In fact, these guidelines of theirs have increasingly shut out conservative viewpoints altogether, seeing how their current stable of writers like Matt Fraction resort to such awful assaults on conservative standings.
But make no mistake, one of the fundamental appeals of comics, and Marvel comics in particular, is the fact that they’re dangerous. They’re edgy. There’s an aura of the illicit to what we do that’s extremely attractive to our audience, and a necessary part of our appeal. Marvel Comics have always been dangerous and on the far edge of popular culture -- those Frank Miller "Daredevil" and "Wolverine" comics, for example, while they might seem a bit quaint by today’s standards, pushed the envelope when they first came out. We try not to do violence simply for the sake of violence and sexual material simply for the sake of sexual material, but in that same spirit, we’re likely going to be more permissive than some. The vast majority of our titles are rated at the T+ level or higher, which means that they’re aimed at a teenaged audience.
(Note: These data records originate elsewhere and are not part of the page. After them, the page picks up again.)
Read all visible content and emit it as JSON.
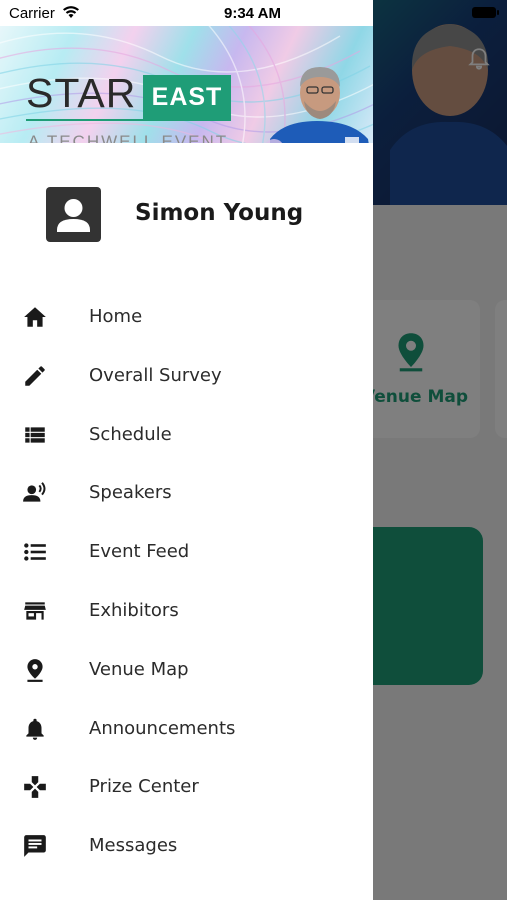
{
  "status_bar": {
    "carrier": "Carrier",
    "time": "9:34 AM"
  },
  "banner": {
    "brand_left": "STAR",
    "brand_right": "EAST",
    "tagline": "A TECHWELL EVENT"
  },
  "user": {
    "name": "Simon Young"
  },
  "menu": [
    {
      "label": "Home",
      "icon": "home-icon"
    },
    {
      "label": "Overall Survey",
      "icon": "pencil-icon"
    },
    {
      "label": "Schedule",
      "icon": "list-view-icon"
    },
    {
      "label": "Speakers",
      "icon": "speaker-person-icon"
    },
    {
      "label": "Event Feed",
      "icon": "bullet-list-icon"
    },
    {
      "label": "Exhibitors",
      "icon": "store-icon"
    },
    {
      "label": "Venue Map",
      "icon": "map-pin-icon"
    },
    {
      "label": "Announcements",
      "icon": "bell-icon"
    },
    {
      "label": "Prize Center",
      "icon": "gamepad-icon"
    },
    {
      "label": "Messages",
      "icon": "message-icon"
    }
  ],
  "background": {
    "card_label": "Venue Map"
  },
  "colors": {
    "brand_green": "#1f9d77",
    "text_dark": "#2b2b2b",
    "scrim": "rgba(0,0,0,0.5)"
  }
}
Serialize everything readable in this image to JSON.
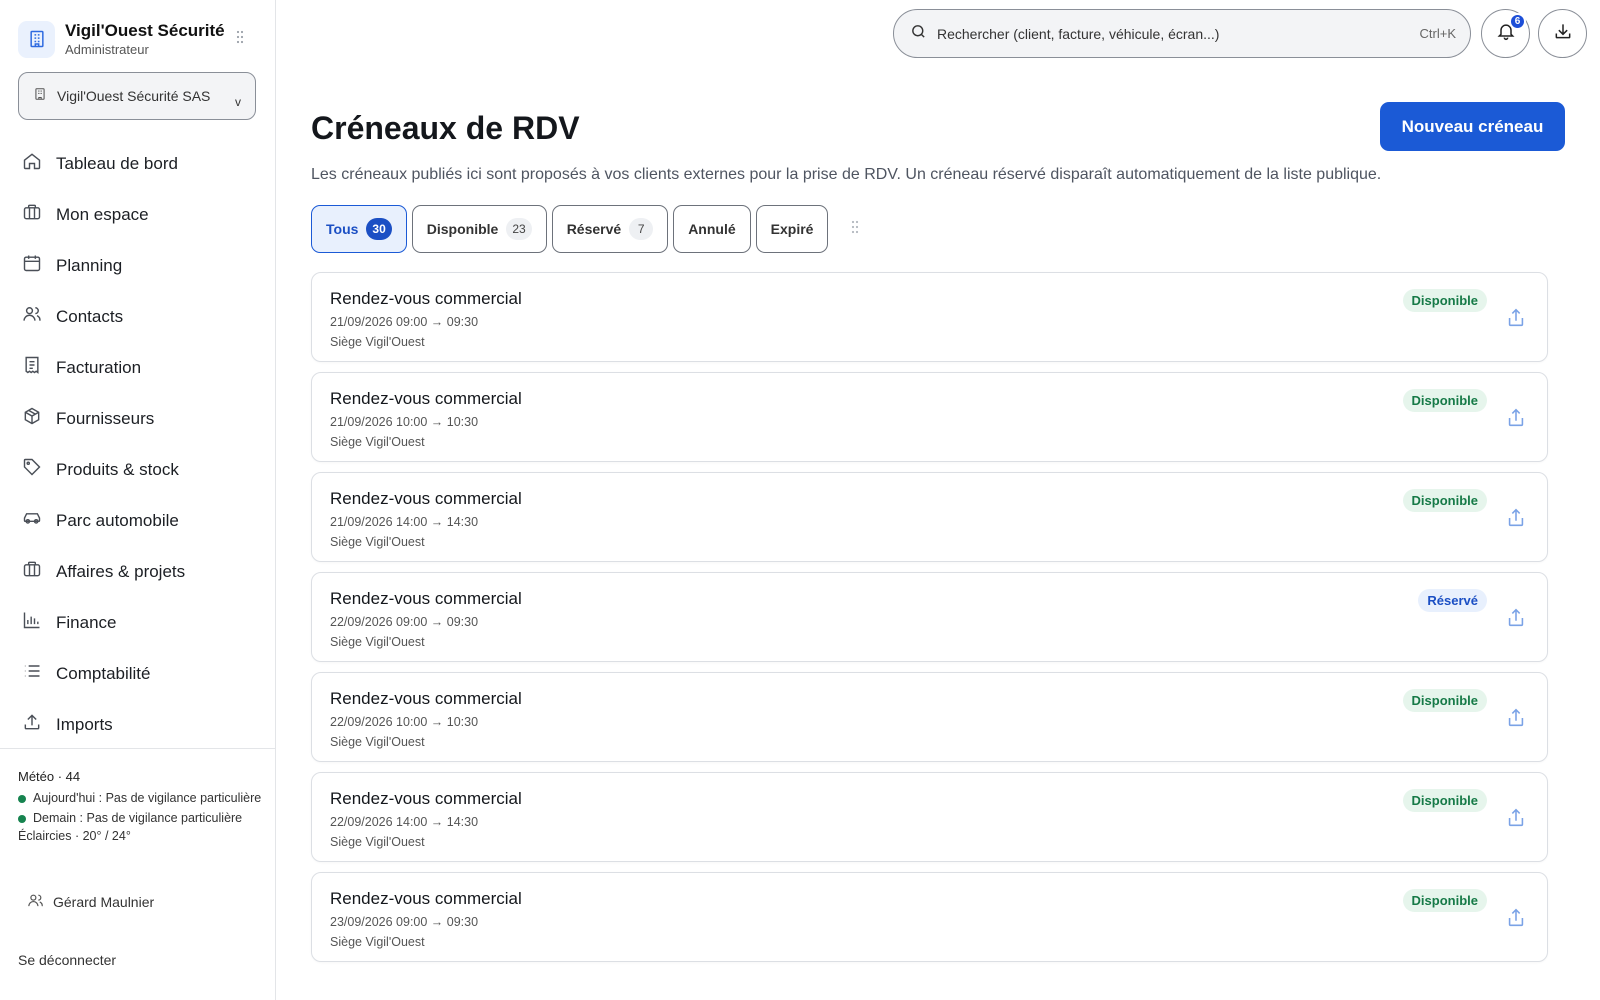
{
  "sidebar": {
    "brand": {
      "name": "Vigil'Ouest Sécurité",
      "role": "Administrateur",
      "icon": "building-icon"
    },
    "org_selector": {
      "value": "Vigil'Ouest Sécurité SAS",
      "chevron": "v"
    },
    "items": [
      {
        "label": "Tableau de bord",
        "icon": "home-icon"
      },
      {
        "label": "Mon espace",
        "icon": "briefcase-icon"
      },
      {
        "label": "Planning",
        "icon": "calendar-icon"
      },
      {
        "label": "Contacts",
        "icon": "users-icon"
      },
      {
        "label": "Facturation",
        "icon": "receipt-icon"
      },
      {
        "label": "Fournisseurs",
        "icon": "box-icon"
      },
      {
        "label": "Produits & stock",
        "icon": "tag-icon"
      },
      {
        "label": "Parc automobile",
        "icon": "car-icon"
      },
      {
        "label": "Affaires & projets",
        "icon": "briefcase-icon"
      },
      {
        "label": "Finance",
        "icon": "bar-chart-icon"
      },
      {
        "label": "Comptabilité",
        "icon": "list-icon"
      },
      {
        "label": "Imports",
        "icon": "upload-icon"
      }
    ],
    "weather": {
      "title": "Météo · 44",
      "today": "Aujourd'hui : Pas de vigilance particulière",
      "tomorrow": "Demain : Pas de vigilance particulière",
      "conditions": "Éclaircies · 20° / 24°",
      "status_color": "#16834f"
    },
    "user": {
      "name": "Gérard Maulnier"
    },
    "logout": "Se déconnecter"
  },
  "topbar": {
    "search": {
      "placeholder": "Rechercher (client, facture, véhicule, écran...)",
      "shortcut": "Ctrl+K"
    },
    "notifications": {
      "count": "6",
      "icon": "bell-icon"
    },
    "download": {
      "icon": "download-icon"
    }
  },
  "main": {
    "title": "Créneaux de RDV",
    "new_button": "Nouveau créneau",
    "description": "Les créneaux publiés ici sont proposés à vos clients externes pour la prise de RDV. Un créneau réservé disparaît automatiquement de la liste publique.",
    "filters": [
      {
        "label": "Tous",
        "count": "30",
        "active": true
      },
      {
        "label": "Disponible",
        "count": "23",
        "active": false
      },
      {
        "label": "Réservé",
        "count": "7",
        "active": false
      },
      {
        "label": "Annulé",
        "count": "",
        "active": false
      },
      {
        "label": "Expiré",
        "count": "",
        "active": false
      }
    ],
    "slots": [
      {
        "title": "Rendez-vous commercial",
        "time": "21/09/2026 09:00 → 09:30",
        "location": "Siège Vigil'Ouest",
        "status": "Disponible",
        "status_kind": "available"
      },
      {
        "title": "Rendez-vous commercial",
        "time": "21/09/2026 10:00 → 10:30",
        "location": "Siège Vigil'Ouest",
        "status": "Disponible",
        "status_kind": "available"
      },
      {
        "title": "Rendez-vous commercial",
        "time": "21/09/2026 14:00 → 14:30",
        "location": "Siège Vigil'Ouest",
        "status": "Disponible",
        "status_kind": "available"
      },
      {
        "title": "Rendez-vous commercial",
        "time": "22/09/2026 09:00 → 09:30",
        "location": "Siège Vigil'Ouest",
        "status": "Réservé",
        "status_kind": "reserved"
      },
      {
        "title": "Rendez-vous commercial",
        "time": "22/09/2026 10:00 → 10:30",
        "location": "Siège Vigil'Ouest",
        "status": "Disponible",
        "status_kind": "available"
      },
      {
        "title": "Rendez-vous commercial",
        "time": "22/09/2026 14:00 → 14:30",
        "location": "Siège Vigil'Ouest",
        "status": "Disponible",
        "status_kind": "available"
      },
      {
        "title": "Rendez-vous commercial",
        "time": "23/09/2026 09:00 → 09:30",
        "location": "Siège Vigil'Ouest",
        "status": "Disponible",
        "status_kind": "available"
      }
    ]
  },
  "colors": {
    "accent": "#1b5ad6",
    "available": "#167a47",
    "reserved": "#1b4fc4"
  }
}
And that audience is exposed to far greater amounts of violence and sexuality at an earlier age than anything you or I would have experience in our youth. Video games alone have redefined the standards for where the line is when addressing that audience. And it’s an audience that doesn’t want to feel talked down to, or that will accept a sanitized product. In a very real way, parents aren’t supposed to feel completely at ease with them -- that’s part of why kids like them!After all these years and their degeneration into sleaze, that's really rich. What about all the violence and even gratuitous sexual relations in Ultimate X-Men? Violence and sex alone do not a good story make; it's how well they suit the story that does. And when Brevoort says their current output is aimed at teens, I'm afraid it's at those who don't care about good writing. Or, put another way, they're so juvenile, it's no wonder they no longer please anyone. Why, he's practically given teens a bad name, making it sound as though they have no sense of judgment.
So long as Brevoort remains with them, he too is a serious liability to Marvel. He may have once been decent enough, but today he's lost any talent he might've had, and is not helping Marvel one bit.
Once, Marvel was edgy and creative. Now, they're bankrupt.